Following the government’s defeat, the pound fell against the dollar and the euro.
Sterling dropped 0.40% to $ 1.281, down from the 22-week highs reached earlier in the day driven by optimism about the Brexit deal.
Against the euro, the pound fell 0.24%, to 0.862.
Mr Johnson praised MPs who were “sceptical” of his Brexit deal but “decided to place the national interest ahead of any other consideration” and vote for its second reading, which passed by 329 votes to 299.
This gave the government a majority of 30 MPs for the Brexit deal, in principle.
Nineteen Labour MPs voted in favour of the second reading of the Withdrawal Agreement Bill, including the party’s shadow Cabinet Office minister Jo Platt.
“Nobody thought we could secure the approval of the House for a new deal and we should not overlook the significance of this moment,” the prime minister said.
Reiterating his pledge to deliver Brexit on Halloween, he added: “Let me be clear.
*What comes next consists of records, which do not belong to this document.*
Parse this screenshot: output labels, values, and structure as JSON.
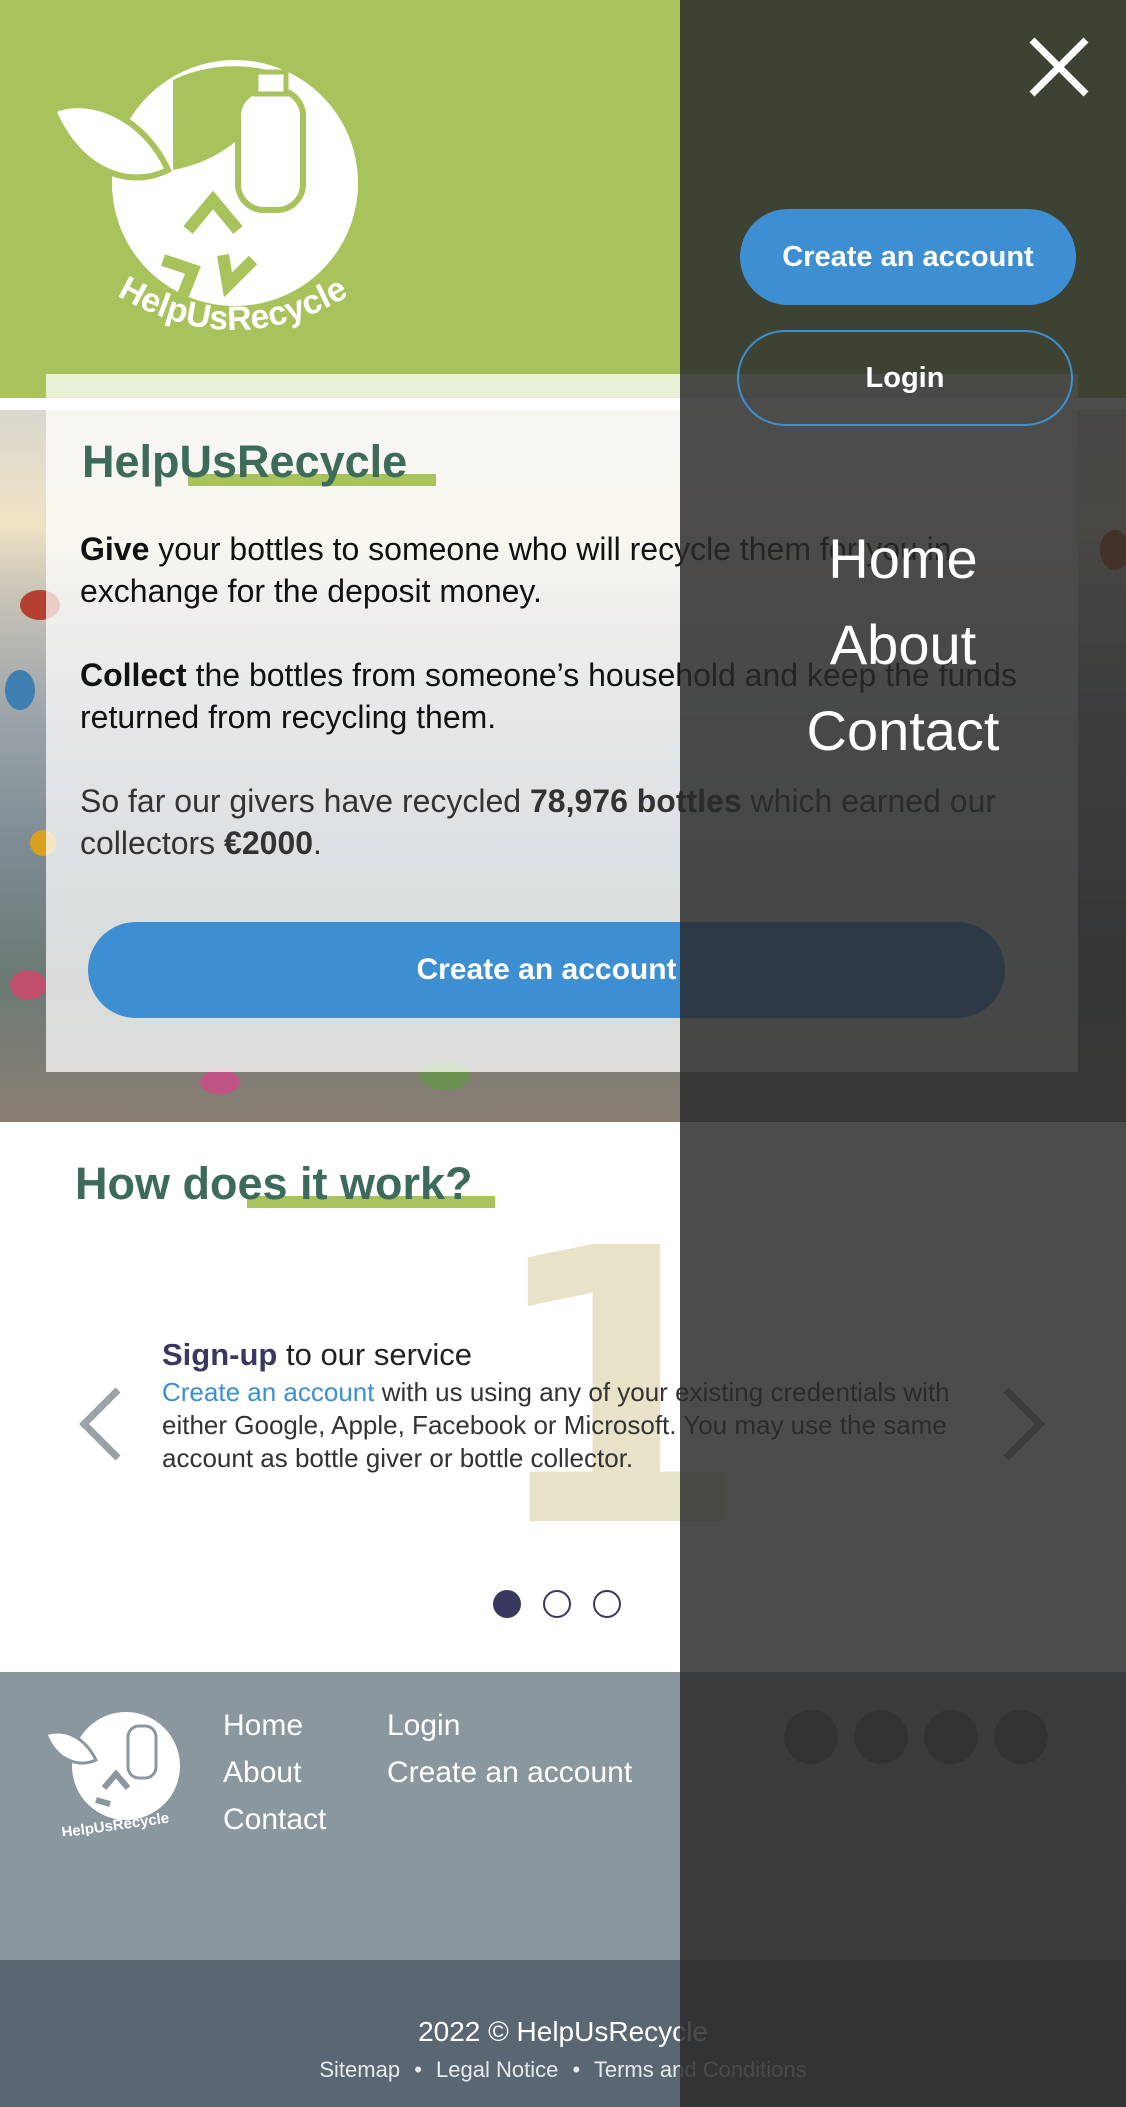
{
  "brand": {
    "name": "HelpUsRecycle"
  },
  "colors": {
    "green": "#a8c25c",
    "teal": "#3d6b5a",
    "blue": "#3d8fd1",
    "navy": "#3b3860"
  },
  "hero": {
    "title": "HelpUsRecycle",
    "give_bold": "Give",
    "give_text": " your bottles to someone who will recycle them for you in exchange for the deposit money.",
    "collect_bold": "Collect",
    "collect_text": " the bottles from someone’s household and keep the funds returned from recycling them.",
    "stats_pre": "So far our givers have recycled ",
    "stats_bottles": "78,976 bottles",
    "stats_mid": " which earned our collectors ",
    "stats_money": "€2000",
    "stats_end": ".",
    "cta": "Create an account"
  },
  "how": {
    "title": "How does it work?",
    "step_number": "1",
    "step_title_bold": "Sign-up",
    "step_title_rest": " to our service",
    "step_link": "Create an account",
    "step_text": " with us using any of your existing credentials with either Google, Apple, Facebook or Microsoft. You may use the same account as bottle giver or bottle collector.",
    "slide_count": 3,
    "active_slide": 1
  },
  "footer": {
    "col1": [
      "Home",
      "About",
      "Contact"
    ],
    "col2": [
      "Login",
      "Create an account"
    ],
    "socials": [
      "twitter-icon",
      "facebook-icon",
      "youtube-icon",
      "instagram-icon"
    ],
    "copyright": "2022 © HelpUsRecycle",
    "legal": [
      "Sitemap",
      "Legal Notice",
      "Terms and Conditions"
    ],
    "separator": "•"
  },
  "drawer": {
    "create": "Create an account",
    "login": "Login",
    "nav": [
      "Home",
      "About",
      "Contact"
    ]
  }
}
Our policy remains that we should not delay, that we should leave the EU on 31 October and that is what I will say to the EU and I will report back to the House.
“And one way or another we will leave the EU with this deal, to which this House has just given its assent.
“And I thank members across the House for that hard-won agreement.”
Labour leader Jeremy Corbyn said MPs had “refused to be bounced into debating a hugely significantly piece of legislation in just two days with barely any notice or an analysis of the economic impact of this bill”, following the rejection of the government’s programme motion.
He claimed the prime minister was “the author of his own misfortune” after tabling a three-day timetable for debating the Withdrawal Agreement Bill.
Mr Corbyn made an offer to Mr Johnson to “work with all of us to agree a reasonable timetable”, adding: “And I suspect this House will vote to debate, scrutinise – and I hope amend – the detail of this bill.
“That would be the sensible way forward.”
The SNP’s Westminster leader Ian Blackford described “yet another humiliating defeat” for Mr Johnson.
Liberal Democrat leader Jo Swinson called on Mr Johnson to “be a statesman” and secure a Brexit delay from the EU long enough to hold a general election or a second EU referendum.
The DUP’s deputy leader Nigel Dodds said: “It is perfectly proper and right and the House has made a very wise decision to allow further time for detailed examination of some of the most important legislation that we will ever have to consider, particularly given the impact on Northern Ireland.”
He urged the prime minister to “sit down and talk to us again about what can be done, even at this late stage, to ensure that we join in this great quest to get Brexit done, but as one United Kingdom”.
Following the pause of the Withdrawal Agreement Bill, MPs will now return to consider the Queen’s Speech, which sets out Mr Johnson’s legislative agenda.
The Queen’s Speech debate started last week but was shelved this week after the prime minister presented his Brexit deal to MPs.
Jacob Rees-Mogg, the leader of the House of Commons, who announced the revival of the Queen’s Speech debate, revealed it will conclude on Thursday.
This will see Mr Johnson, who does not enjoy a Commons majority, battle to avoid becoming the first prime minister since 1924 to lose a Queen’s Speech vote.